| Task instructions |
Gather every line below where "JSON" appears.

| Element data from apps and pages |
·····

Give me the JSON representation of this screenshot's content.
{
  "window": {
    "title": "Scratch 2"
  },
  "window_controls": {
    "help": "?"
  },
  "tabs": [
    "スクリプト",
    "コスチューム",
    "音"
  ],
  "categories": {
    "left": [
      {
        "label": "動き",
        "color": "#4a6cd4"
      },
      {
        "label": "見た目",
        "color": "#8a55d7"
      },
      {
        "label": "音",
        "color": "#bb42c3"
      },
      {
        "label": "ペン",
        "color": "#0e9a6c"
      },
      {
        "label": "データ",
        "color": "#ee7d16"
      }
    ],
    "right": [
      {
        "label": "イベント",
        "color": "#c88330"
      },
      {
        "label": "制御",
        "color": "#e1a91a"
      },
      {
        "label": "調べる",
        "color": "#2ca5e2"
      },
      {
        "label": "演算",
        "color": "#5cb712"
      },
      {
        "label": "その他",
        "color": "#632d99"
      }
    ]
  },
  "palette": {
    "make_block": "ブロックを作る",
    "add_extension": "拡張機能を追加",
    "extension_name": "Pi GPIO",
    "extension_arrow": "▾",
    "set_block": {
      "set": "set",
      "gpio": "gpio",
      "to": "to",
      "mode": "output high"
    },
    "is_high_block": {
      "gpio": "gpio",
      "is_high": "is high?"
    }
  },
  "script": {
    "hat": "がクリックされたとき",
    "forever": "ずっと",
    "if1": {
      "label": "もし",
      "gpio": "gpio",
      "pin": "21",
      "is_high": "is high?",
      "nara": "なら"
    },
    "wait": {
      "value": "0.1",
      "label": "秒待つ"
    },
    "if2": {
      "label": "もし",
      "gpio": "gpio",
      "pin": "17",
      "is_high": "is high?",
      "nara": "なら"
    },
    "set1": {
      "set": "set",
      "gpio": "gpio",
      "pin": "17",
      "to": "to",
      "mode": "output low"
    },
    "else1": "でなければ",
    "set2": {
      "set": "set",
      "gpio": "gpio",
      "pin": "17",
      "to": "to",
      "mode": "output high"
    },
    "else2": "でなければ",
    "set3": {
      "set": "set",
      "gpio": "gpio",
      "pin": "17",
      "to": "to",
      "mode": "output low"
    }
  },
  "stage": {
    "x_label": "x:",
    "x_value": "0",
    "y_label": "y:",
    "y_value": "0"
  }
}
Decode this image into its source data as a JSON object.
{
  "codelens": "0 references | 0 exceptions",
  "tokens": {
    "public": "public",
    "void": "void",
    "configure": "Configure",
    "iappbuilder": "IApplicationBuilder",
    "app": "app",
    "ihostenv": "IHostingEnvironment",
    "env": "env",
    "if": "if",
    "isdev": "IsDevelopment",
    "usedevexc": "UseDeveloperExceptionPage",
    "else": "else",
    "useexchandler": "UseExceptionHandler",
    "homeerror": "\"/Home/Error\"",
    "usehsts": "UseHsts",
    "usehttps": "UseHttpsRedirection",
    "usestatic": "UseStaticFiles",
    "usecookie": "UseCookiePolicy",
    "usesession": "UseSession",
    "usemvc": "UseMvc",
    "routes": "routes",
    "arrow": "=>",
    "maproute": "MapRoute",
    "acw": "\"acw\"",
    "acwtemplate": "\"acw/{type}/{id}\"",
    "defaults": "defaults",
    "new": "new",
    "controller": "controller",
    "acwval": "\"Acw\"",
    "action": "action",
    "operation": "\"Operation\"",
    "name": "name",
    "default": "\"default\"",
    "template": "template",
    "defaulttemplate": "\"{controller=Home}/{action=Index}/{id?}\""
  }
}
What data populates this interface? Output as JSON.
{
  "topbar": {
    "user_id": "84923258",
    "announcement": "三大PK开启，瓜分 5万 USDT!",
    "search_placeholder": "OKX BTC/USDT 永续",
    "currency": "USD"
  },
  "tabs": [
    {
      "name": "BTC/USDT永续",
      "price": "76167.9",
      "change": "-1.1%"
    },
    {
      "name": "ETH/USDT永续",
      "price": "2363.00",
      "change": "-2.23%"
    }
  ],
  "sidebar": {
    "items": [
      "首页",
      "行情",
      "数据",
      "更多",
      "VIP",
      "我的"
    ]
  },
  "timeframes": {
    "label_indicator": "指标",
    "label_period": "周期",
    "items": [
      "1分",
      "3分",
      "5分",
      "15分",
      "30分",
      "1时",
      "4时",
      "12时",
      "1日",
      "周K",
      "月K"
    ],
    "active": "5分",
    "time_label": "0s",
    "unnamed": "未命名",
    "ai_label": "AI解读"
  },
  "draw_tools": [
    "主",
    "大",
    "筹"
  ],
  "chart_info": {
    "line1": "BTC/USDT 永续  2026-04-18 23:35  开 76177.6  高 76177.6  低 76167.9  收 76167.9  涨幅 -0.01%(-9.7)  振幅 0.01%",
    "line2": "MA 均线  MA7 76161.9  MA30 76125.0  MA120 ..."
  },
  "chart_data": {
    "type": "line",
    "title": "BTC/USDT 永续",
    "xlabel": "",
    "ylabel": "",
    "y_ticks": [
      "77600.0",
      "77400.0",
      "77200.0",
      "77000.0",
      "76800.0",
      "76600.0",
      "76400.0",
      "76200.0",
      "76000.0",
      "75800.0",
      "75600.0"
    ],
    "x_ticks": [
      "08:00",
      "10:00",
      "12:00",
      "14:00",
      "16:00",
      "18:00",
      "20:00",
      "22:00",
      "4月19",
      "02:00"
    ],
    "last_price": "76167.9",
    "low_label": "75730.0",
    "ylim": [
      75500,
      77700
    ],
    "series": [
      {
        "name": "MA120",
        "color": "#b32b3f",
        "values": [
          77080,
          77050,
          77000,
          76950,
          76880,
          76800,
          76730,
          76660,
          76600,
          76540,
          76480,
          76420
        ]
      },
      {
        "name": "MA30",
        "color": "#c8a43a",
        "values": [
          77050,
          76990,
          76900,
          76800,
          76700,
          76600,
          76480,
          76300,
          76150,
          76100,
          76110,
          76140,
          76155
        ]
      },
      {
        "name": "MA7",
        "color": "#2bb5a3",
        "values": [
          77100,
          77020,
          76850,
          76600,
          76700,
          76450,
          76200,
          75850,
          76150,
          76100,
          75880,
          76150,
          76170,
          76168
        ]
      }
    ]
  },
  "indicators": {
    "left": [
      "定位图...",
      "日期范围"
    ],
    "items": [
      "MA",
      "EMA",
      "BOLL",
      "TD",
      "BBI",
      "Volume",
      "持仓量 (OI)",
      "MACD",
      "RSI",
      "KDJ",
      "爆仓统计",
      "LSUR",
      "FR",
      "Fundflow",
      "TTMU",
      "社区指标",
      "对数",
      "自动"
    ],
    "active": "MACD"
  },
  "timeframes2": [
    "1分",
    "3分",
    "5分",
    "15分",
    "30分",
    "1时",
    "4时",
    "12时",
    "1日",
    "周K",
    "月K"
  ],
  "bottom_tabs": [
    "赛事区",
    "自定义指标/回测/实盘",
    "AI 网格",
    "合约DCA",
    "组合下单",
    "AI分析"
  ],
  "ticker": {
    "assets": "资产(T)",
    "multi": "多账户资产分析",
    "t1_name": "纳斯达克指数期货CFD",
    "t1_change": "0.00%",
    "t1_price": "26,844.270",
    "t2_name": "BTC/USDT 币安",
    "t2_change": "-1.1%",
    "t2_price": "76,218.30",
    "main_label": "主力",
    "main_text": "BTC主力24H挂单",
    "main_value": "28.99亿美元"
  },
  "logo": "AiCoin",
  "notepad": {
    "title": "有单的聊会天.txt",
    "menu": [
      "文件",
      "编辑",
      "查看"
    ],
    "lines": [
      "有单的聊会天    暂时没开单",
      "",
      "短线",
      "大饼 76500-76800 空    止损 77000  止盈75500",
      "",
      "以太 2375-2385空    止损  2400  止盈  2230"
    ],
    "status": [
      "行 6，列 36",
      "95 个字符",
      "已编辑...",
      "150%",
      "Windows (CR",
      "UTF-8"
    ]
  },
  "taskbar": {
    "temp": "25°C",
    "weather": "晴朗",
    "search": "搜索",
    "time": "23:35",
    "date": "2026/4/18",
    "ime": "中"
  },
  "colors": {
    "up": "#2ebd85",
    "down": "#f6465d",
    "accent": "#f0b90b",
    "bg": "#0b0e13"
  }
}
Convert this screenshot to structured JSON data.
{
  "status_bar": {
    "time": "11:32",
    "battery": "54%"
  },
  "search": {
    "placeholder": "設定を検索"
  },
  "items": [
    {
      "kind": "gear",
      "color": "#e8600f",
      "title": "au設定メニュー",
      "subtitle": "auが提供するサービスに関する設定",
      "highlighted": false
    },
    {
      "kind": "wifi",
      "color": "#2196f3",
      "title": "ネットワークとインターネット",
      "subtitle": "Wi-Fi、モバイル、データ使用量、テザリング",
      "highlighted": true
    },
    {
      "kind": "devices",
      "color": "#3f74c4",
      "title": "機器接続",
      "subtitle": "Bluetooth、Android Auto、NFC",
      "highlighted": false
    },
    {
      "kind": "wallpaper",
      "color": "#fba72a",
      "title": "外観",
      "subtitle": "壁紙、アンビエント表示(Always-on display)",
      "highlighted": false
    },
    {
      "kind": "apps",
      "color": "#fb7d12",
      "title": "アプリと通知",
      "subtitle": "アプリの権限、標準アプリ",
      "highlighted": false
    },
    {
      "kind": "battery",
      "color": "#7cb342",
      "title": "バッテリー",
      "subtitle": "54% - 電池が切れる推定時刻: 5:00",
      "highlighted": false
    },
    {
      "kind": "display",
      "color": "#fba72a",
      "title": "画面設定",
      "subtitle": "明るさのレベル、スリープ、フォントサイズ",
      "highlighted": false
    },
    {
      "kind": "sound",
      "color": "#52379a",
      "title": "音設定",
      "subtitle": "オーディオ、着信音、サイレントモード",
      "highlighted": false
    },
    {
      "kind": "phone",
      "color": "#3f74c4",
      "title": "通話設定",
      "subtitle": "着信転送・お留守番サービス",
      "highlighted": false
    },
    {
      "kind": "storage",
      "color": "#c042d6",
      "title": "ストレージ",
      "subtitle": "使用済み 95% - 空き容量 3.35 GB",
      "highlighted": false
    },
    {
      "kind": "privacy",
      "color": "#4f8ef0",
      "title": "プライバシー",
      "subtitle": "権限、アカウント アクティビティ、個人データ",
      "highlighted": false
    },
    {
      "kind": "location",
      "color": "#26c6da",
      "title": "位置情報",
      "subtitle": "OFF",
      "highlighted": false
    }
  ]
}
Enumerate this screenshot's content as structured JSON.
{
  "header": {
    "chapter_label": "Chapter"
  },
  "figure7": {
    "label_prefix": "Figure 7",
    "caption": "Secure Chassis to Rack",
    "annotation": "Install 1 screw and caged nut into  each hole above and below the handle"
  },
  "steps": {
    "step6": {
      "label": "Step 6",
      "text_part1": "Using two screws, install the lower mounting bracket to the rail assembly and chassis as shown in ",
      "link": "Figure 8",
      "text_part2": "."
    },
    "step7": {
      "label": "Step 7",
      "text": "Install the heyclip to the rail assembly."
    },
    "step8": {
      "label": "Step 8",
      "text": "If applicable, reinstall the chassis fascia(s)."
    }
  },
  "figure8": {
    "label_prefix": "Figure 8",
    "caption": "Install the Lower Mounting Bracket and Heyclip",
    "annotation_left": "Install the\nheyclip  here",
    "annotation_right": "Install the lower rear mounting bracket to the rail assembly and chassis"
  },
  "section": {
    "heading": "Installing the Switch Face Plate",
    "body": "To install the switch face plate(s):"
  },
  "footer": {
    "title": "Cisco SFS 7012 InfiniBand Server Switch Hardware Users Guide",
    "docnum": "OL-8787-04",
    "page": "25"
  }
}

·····

| Output of the exercise |
Give me the JSON representation of this screenshot's content.
Decode this image into its source data as a JSON object.
What data populates this interface? Output as JSON.
Convert this screenshot to structured JSON data.
Enumerate this screenshot's content as structured JSON.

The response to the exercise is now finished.